I’ve written in the past of cloud being journey to a new operational model and thus makes demand on the technology, process and organizational model. It changes the relationship between the provider and the consumer of a service.
This operational model is one with resource pools available on demand, metered, pay as you use. The reality for many enterprises is this is aspirational and not a realistic first step.
Today, he resource pools are funded by department, there’s no automation or self-service to meet the on-demand self-service aspect of cloud.
And there’s lots of fears beyond security; like the fear of rampant waste and capacity outages.
There’s also the issue of complexity and where will the skills to do service design and automation will come from? Global 2000 companies can easily afford big ticket consulting engagements, but smaller ones can’t.
The channel is key to serve the rest of the market but where are the channel partners for cloud?
So complexity and lack of expertise, in our view, were seriously hindering the adoption of cloud operations.
Our response is the first in a series of products to bring cloud operations capabilities to different market segments. For example, the needs of a mid-size organization are very different than the needs of global enterprise and different again from a service provider.
Even in service provider, there are huge differences in operations and scale between traditional managed hosting provider, an outsourcer, a webscale company and a national telco or network provider.
So the way to simplify delivery for midsize business, enterprise departments or smaller managed hosting provider is to embed an operational model, pre-packaged automation and a set of competent channel partners that can quickly and inexpensively turn on your first cloud at a reasonable price.
This is what Intelligent Automation Starter Edition represents: a simple, inexpensive way to get to a customer’s first cloud.
Customer’s can use it to learn how to operate the first basic offering; also, it’s upgradeable to Cisco’s Intelligent Automation -- Standard Edition when the customer needs additional, more sophisticated service offering

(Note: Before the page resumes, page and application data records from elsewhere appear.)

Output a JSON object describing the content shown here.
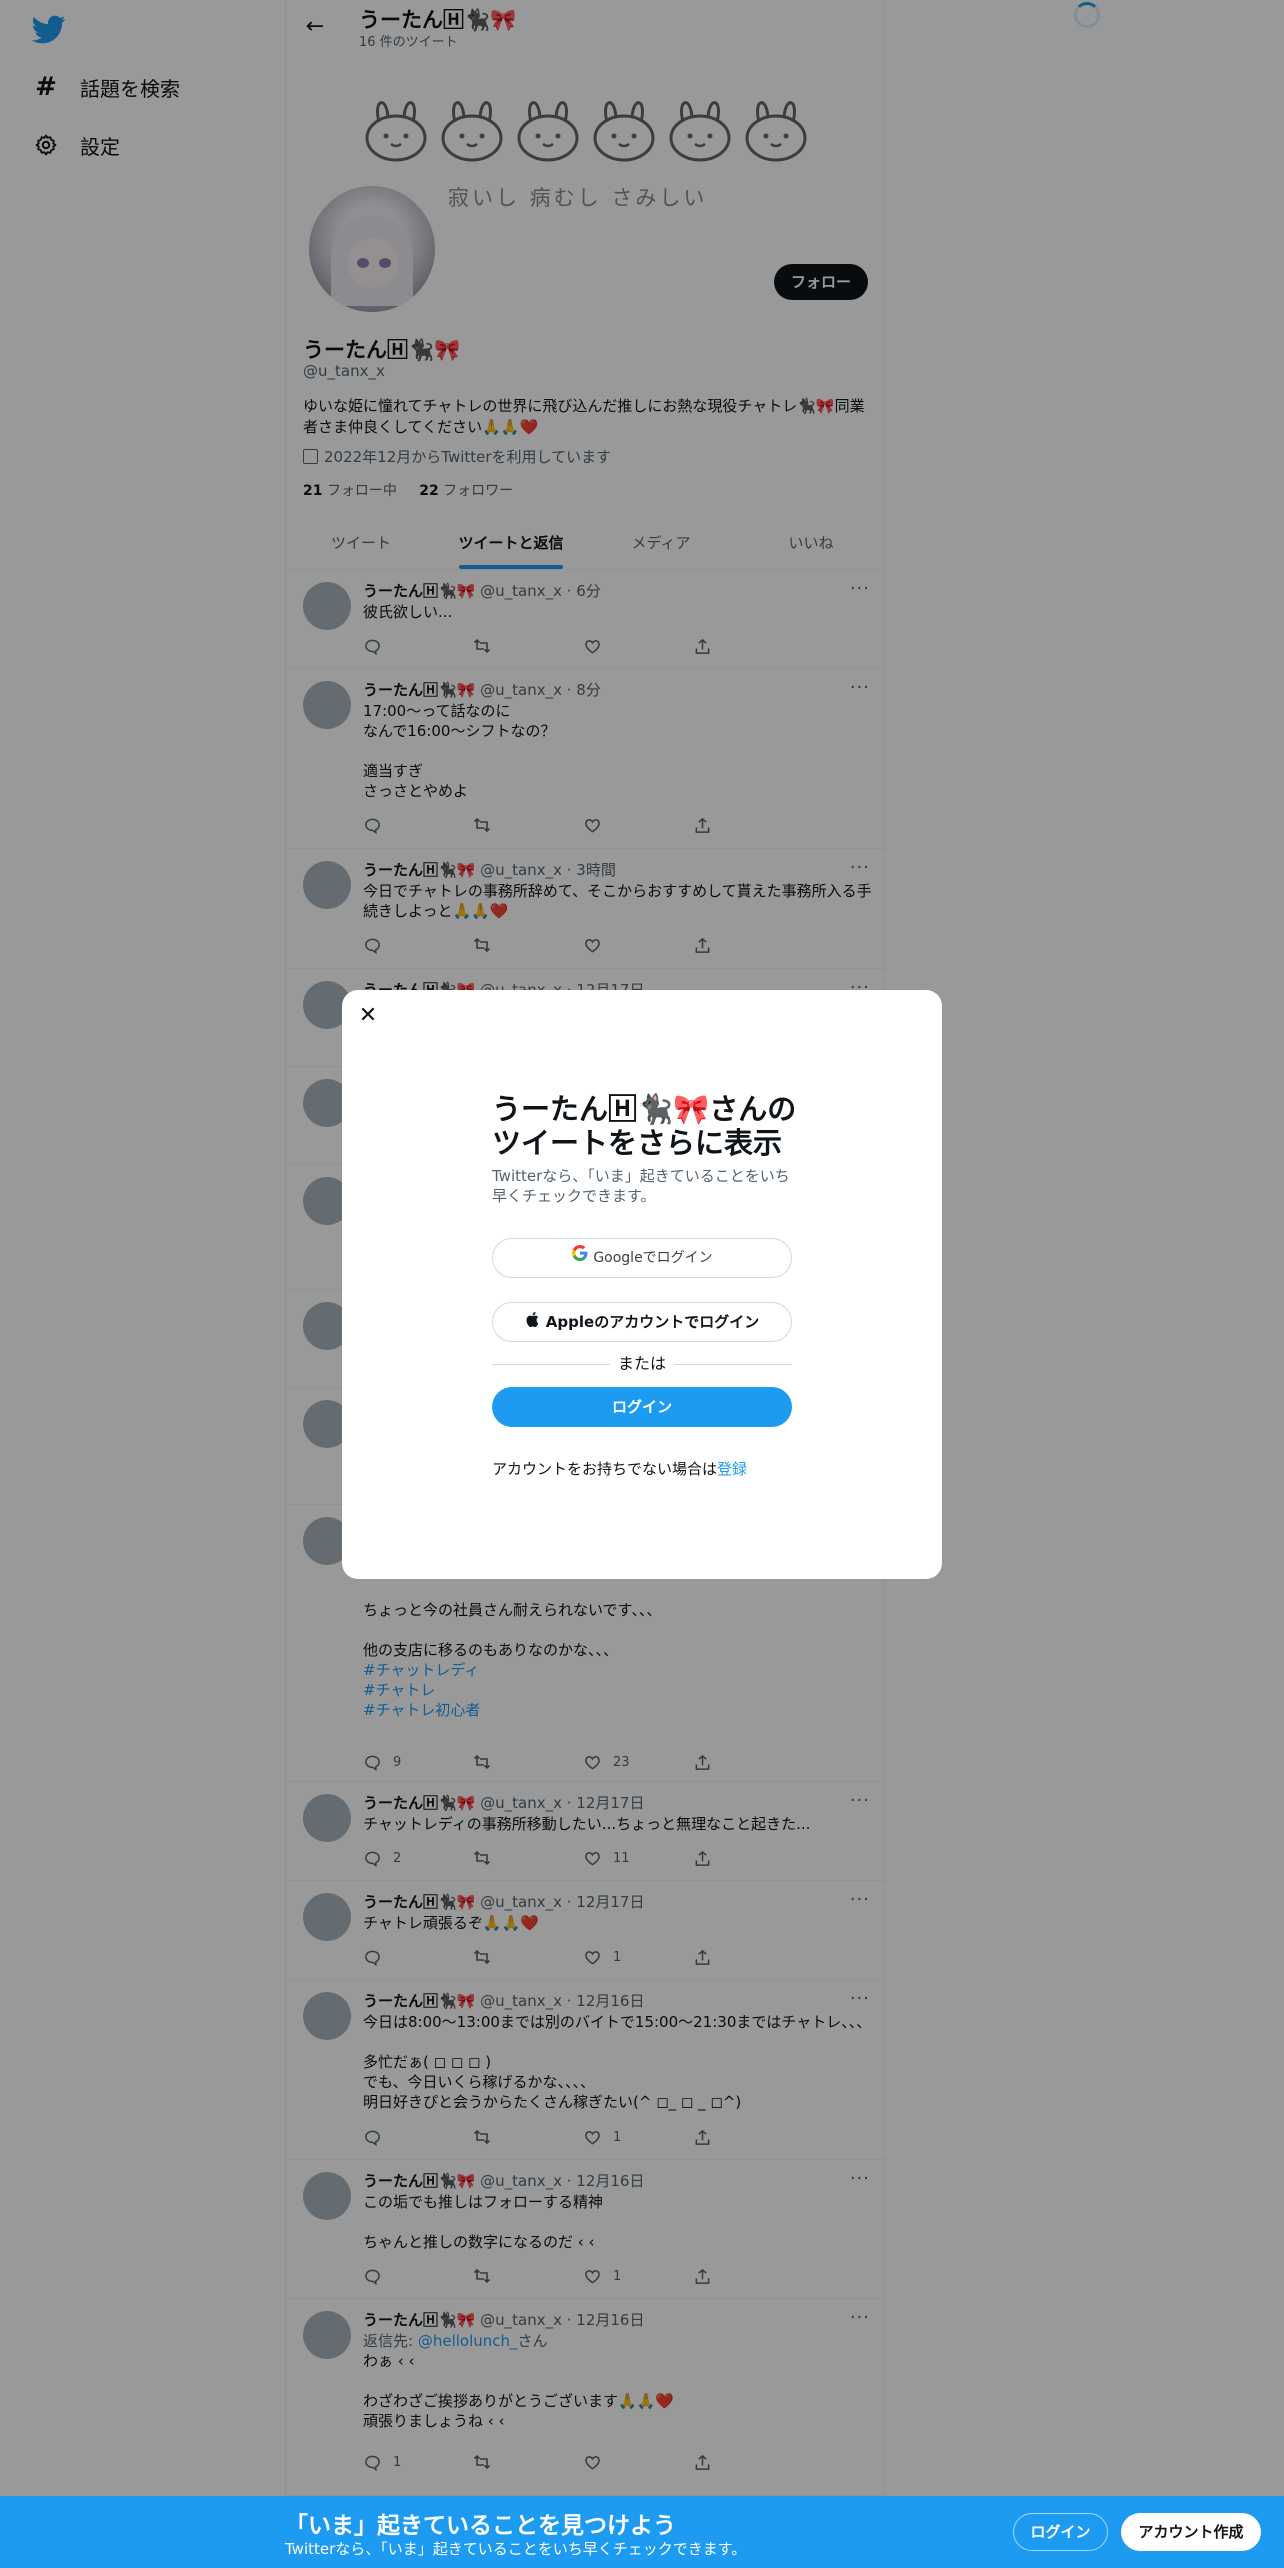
{
  "sidebar": {
    "items": [
      {
        "label": "話題を検索",
        "icon": "hashtag-icon"
      },
      {
        "label": "設定",
        "icon": "gear-icon"
      }
    ]
  },
  "header": {
    "name": "うーたん🄷🐈‍⬛🎀",
    "tweet_count": "16 件のツイート"
  },
  "profile": {
    "banner_text": "寂いし 病むし さみしい",
    "name": "うーたん🄷🐈‍⬛🎀",
    "handle": "@u_tanx_x",
    "bio": "ゆいな姫に憧れてチャトレの世界に飛び込んだ推しにお熱な現役チャトレ🐈‍⬛🎀同業者さま仲良くしてください🙏🙏❤️",
    "joined": "2022年12月からTwitterを利用しています",
    "following_count": "21",
    "following_label": "フォロー中",
    "followers_count": "22",
    "followers_label": "フォロワー",
    "follow_button": "フォロー"
  },
  "tabs": [
    "ツイート",
    "ツイートと返信",
    "メディア",
    "いいね"
  ],
  "tweets": [
    {
      "name": "うーたん🄷🐈‍⬛🎀",
      "meta": "@u_tanx_x · 6分",
      "text": "彼氏欲しい...",
      "replies": "",
      "likes": ""
    },
    {
      "name": "うーたん🄷🐈‍⬛🎀",
      "meta": "@u_tanx_x · 8分",
      "text": "17:00〜って話なのに\nなんで16:00〜シフトなの？\n\n適当すぎ\nさっさとやめよ",
      "replies": "",
      "likes": ""
    },
    {
      "name": "うーたん🄷🐈‍⬛🎀",
      "meta": "@u_tanx_x · 3時間",
      "text": "今日でチャトレの事務所辞めて、そこからおすすめして貰えた事務所入る手続きしよっと🙏🙏❤️",
      "replies": "",
      "likes": ""
    },
    {
      "name": "うーたん🄷🐈‍⬛🎀",
      "meta": "@u_tanx_x · 12月17日",
      "text": "",
      "replies": "",
      "likes": ""
    },
    {
      "text": "ちょっと今の社員さん耐えられないです、、、\n\n他の支店に移るのもありなのかな、、、",
      "tags": [
        "#チャットレディ",
        "#チャトレ",
        "#チャトレ初心者"
      ],
      "replies": "9",
      "likes": "23"
    },
    {
      "name": "うーたん🄷🐈‍⬛🎀",
      "meta": "@u_tanx_x · 12月17日",
      "text": "チャットレディの事務所移動したい...ちょっと無理なこと起きた...",
      "replies": "2",
      "likes": "11"
    },
    {
      "name": "うーたん🄷🐈‍⬛🎀",
      "meta": "@u_tanx_x · 12月17日",
      "text": "チャトレ頑張るぞ🙏🙏❤️",
      "replies": "",
      "likes": "1"
    },
    {
      "name": "うーたん🄷🐈‍⬛🎀",
      "meta": "@u_tanx_x · 12月16日",
      "text": "今日は8:00〜13:00までは別のバイトで15:00〜21:30まではチャトレ、、、\n\n多忙だぁ( ◻︎ ◻︎ ◻︎ )\nでも、今日いくら稼げるかな、、、、\n明日好きぴと会うからたくさん稼ぎたい(^ ◻︎_ ◻︎ _ ◻︎^)",
      "replies": "",
      "likes": "1"
    },
    {
      "name": "うーたん🄷🐈‍⬛🎀",
      "meta": "@u_tanx_x · 12月16日",
      "text": "この垢でも推しはフォローする精神\n\nちゃんと推しの数字になるのだ ‹ ‹",
      "replies": "",
      "likes": "1"
    },
    {
      "name": "うーたん🄷🐈‍⬛🎀",
      "meta": "@u_tanx_x · 12月16日",
      "reply_to_label": "返信先: ",
      "reply_to": "@hellolunch_",
      "reply_suffix": "さん",
      "text": "わぁ ‹ ‹\n\nわざわざご挨拶ありがとうございます🙏🙏❤️\n頑張りましょうね ‹ ‹",
      "replies": "1",
      "likes": ""
    }
  ],
  "modal": {
    "title": "うーたん🄷🐈‍⬛🎀さんのツイートをさらに表示",
    "subtitle": "Twitterなら、「いま」起きていることをいち早くチェックできます。",
    "google_button": "Googleでログイン",
    "apple_button": "Appleのアカウントでログイン",
    "or": "または",
    "login_button": "ログイン",
    "signup_prompt": "アカウントをお持ちでない場合は",
    "signup_link": "登録"
  },
  "bottom_bar": {
    "title": "「いま」起きていることを見つけよう",
    "subtitle": "Twitterなら、「いま」起きていることをいち早くチェックできます。",
    "login": "ログイン",
    "signup": "アカウント作成"
  },
  "colors": {
    "accent": "#1d9bf0",
    "text": "#0f1419",
    "muted": "#536471"
  }
}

Today’s announcement that Citrix is dropping support for OpenStack has reverberated through the clouderati sphere like a new Justin Bieber song through my niece’s third grade class. Super important but will not matter much when the next idol arrives.

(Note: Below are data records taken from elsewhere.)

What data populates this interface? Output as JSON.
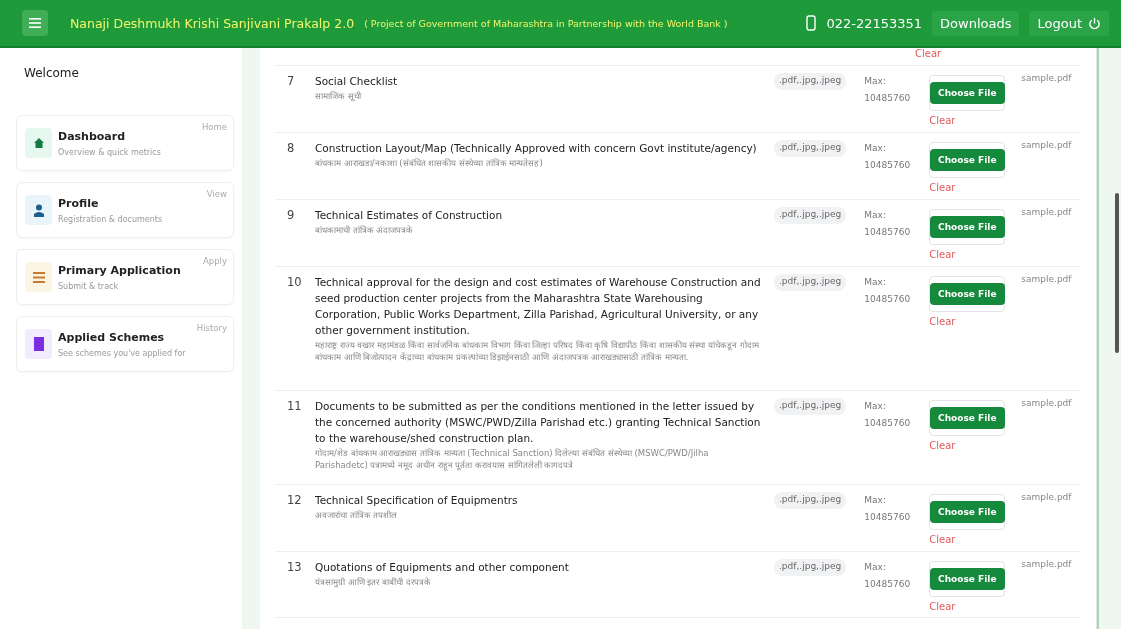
{
  "header": {
    "title": "Nanaji Deshmukh Krishi Sanjivani Prakalp 2.0",
    "subtitle": "( Project of Government of Maharashtra in Partnership with the World Bank )",
    "phone": "022-22153351",
    "downloads": "Downloads",
    "logout": "Logout"
  },
  "sidebar": {
    "welcome": "Welcome",
    "items": [
      {
        "kind": "dashboard",
        "title": "Dashboard",
        "subtitle": "Overview & quick metrics",
        "action": "Home"
      },
      {
        "kind": "profile",
        "title": "Profile",
        "subtitle": "Registration & documents",
        "action": "View"
      },
      {
        "kind": "application",
        "title": "Primary Application",
        "subtitle": "Submit & track",
        "action": "Apply"
      },
      {
        "kind": "schemes",
        "title": "Applied Schemes",
        "subtitle": "See schemes you've applied for",
        "action": "History"
      }
    ]
  },
  "documents": {
    "top_clear": "Clear",
    "rows": [
      {
        "number": "7",
        "title": "Social Checklist",
        "title_mr": "सामाजिक सूची",
        "formats": ".pdf,.jpg,.jpeg",
        "max": "Max: 10485760",
        "button": "Choose File",
        "clear": "Clear",
        "file": "sample.pdf"
      },
      {
        "number": "8",
        "title": "Construction Layout/Map (Technically Approved with concern Govt institute/agency)",
        "title_mr": "बांधकाम आराखडा/नकाशा (संबंधित शासकीय संस्थेच्या तांत्रिक मान्यतेसह)",
        "formats": ".pdf,.jpg,.jpeg",
        "max": "Max: 10485760",
        "button": "Choose File",
        "clear": "Clear",
        "file": "sample.pdf"
      },
      {
        "number": "9",
        "title": "Technical Estimates of Construction",
        "title_mr": "बांधकामाची तांत्रिक अंदाजपत्रके",
        "formats": ".pdf,.jpg,.jpeg",
        "max": "Max: 10485760",
        "button": "Choose File",
        "clear": "Clear",
        "file": "sample.pdf"
      },
      {
        "number": "10",
        "title": "Technical approval for the design and cost estimates of Warehouse Construction and seed production center projects from the Maharashtra State Warehousing Corporation, Public Works Department, Zilla Parishad, Agricultural University, or any other government institution.",
        "title_mr": "महाराष्ट्र राज्य वखार महामंडळ किंवा सार्वजनिक बांधकाम विभाग किंवा जिल्हा परिषद किंवा कृषि विद्यापीठ किंवा शासकीय संस्था यांचेकडून गोदाम बांधकाम आणि बिजोत्पादन केंद्राच्या बांधकाम प्रकल्पांच्या डिझाईनसाठी आणि अंदाजपत्रक आराखड्यासाठी तांत्रिक मान्यता.",
        "formats": ".pdf,.jpg,.jpeg",
        "max": "Max: 10485760",
        "button": "Choose File",
        "clear": "Clear",
        "file": "sample.pdf"
      },
      {
        "number": "11",
        "title": "Documents to be submitted as per the conditions mentioned in the letter issued by the concerned authority (MSWC/PWD/Zilla Parishad etc.) granting Technical Sanction to the warehouse/shed construction plan.",
        "title_mr": "गोदाम/शेड बांधकाम आराखड्यास तांत्रिक मान्यता (Technical Sanction) दिलेल्या संबंधित संस्थेच्या (MSWC/PWD/Jilha Parishadetc) पत्रामध्ये नमूद अधीन राहून पूर्तता करावयास सांगितलेली कागदपत्रे",
        "formats": ".pdf,.jpg,.jpeg",
        "max": "Max: 10485760",
        "button": "Choose File",
        "clear": "Clear",
        "file": "sample.pdf"
      },
      {
        "number": "12",
        "title": "Technical Specification of Equipmentrs",
        "title_mr": "अवजारांचा तांत्रिक तपशील",
        "formats": ".pdf,.jpg,.jpeg",
        "max": "Max: 10485760",
        "button": "Choose File",
        "clear": "Clear",
        "file": "sample.pdf"
      },
      {
        "number": "13",
        "title": "Quotations of Equipments and other component",
        "title_mr": "यंत्रसामुग्री आणि इतर बाबींची दरपत्रके",
        "formats": ".pdf,.jpg,.jpeg",
        "max": "Max: 10485760",
        "button": "Choose File",
        "clear": "Clear",
        "file": "sample.pdf"
      }
    ]
  }
}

In any case, a lot of smart people have written about it. I’ll leave them to explain the whole thing.
But the post that most caught my attention came from Thorsten at Rightscale‘s. We both share something in common: we both build products that connect to cloud API’s. Including vendor who have API’s that claim to be compatible EC2. This experience, I think provides a useful point of view when thinking about API compatibility. Not to mention it creates a jaundiced view of the human soul.

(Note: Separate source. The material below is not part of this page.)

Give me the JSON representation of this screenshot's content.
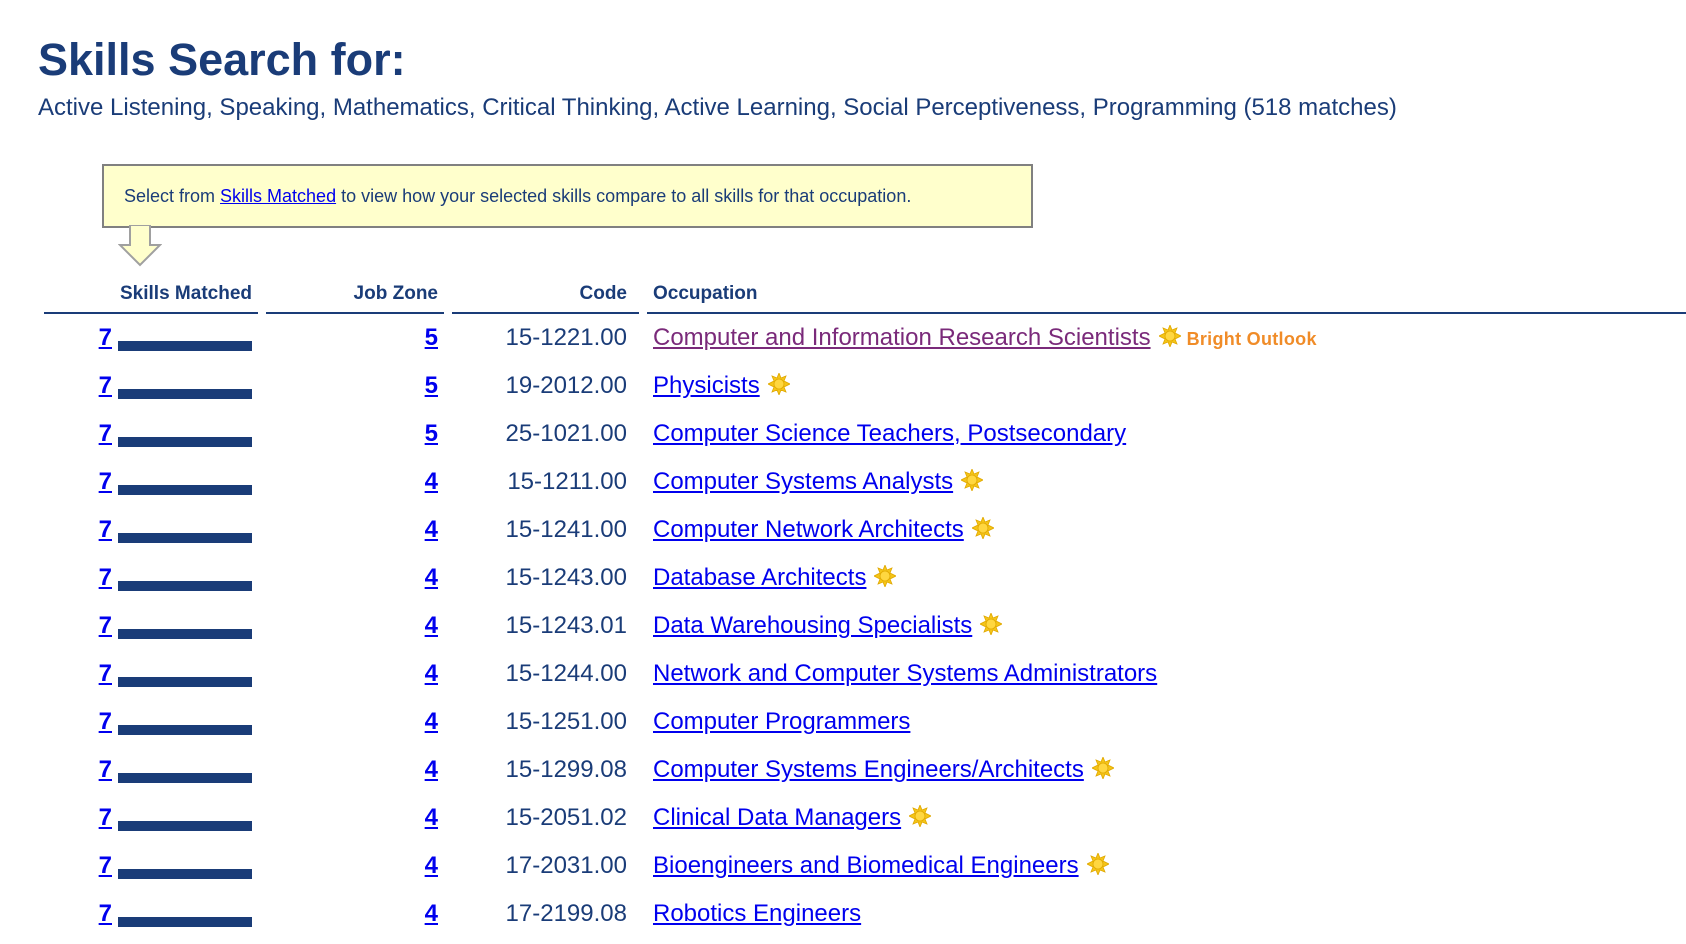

I’ve said it many times and I’ll repeat it again: it’s the semantics of the resources in the cloud that matter, not the syntax of the API. This means that “API compatibility” has to reach very, very deep to be meaningful. Let me give you a couple of examples around EC2.
We’re in the sporting and cultural capital of Australia this week for Cisco Live! Did you know that Melbourne is the only city in the world that has five international standard sporting facilities surrounding its central business district?
Cisco Intelligent Automation for Cloud is a cloud management and orchestration software solution that complements Cisco UCS and Nexus to provide self-service on-demand provisioning of IT resources. This new solution is becoming as ubiquitous as the sporting facilities in Melbourne. Cisco partners including Alphawest / Optus, CSC, and VCE are also showcasing our Intelligent Automation for Cloud software in action at their booths.
Essentially, this solution will help you tackle the challenge of deploying infrastructure-as-a-service – and adopt an IT-as-a-Service (ITaaS) strategy. Here’s a short analyst video on delivering ITaaS with Cisco Intelligent Automation:
You are probably thinking that CITEIS is a typo – but it’s not. In fact, CITEIS stands for Cisco IT Elastic Infrastructure Services and it’s the name that Cisco’s IT department coined for our internal private cloud.
You can read more about CITEIS here, including an explanation of the two options: CITEIS “Express” for on-demand access to virtual compute resources from a shared pool of resources; and CITEIS “VDC” (Virtual Data Center) to provision your own virtual data center with a reserved pool of compute, storage, and network capacity.
We recently recorded a brief demo video of the Express version so you can see how it works: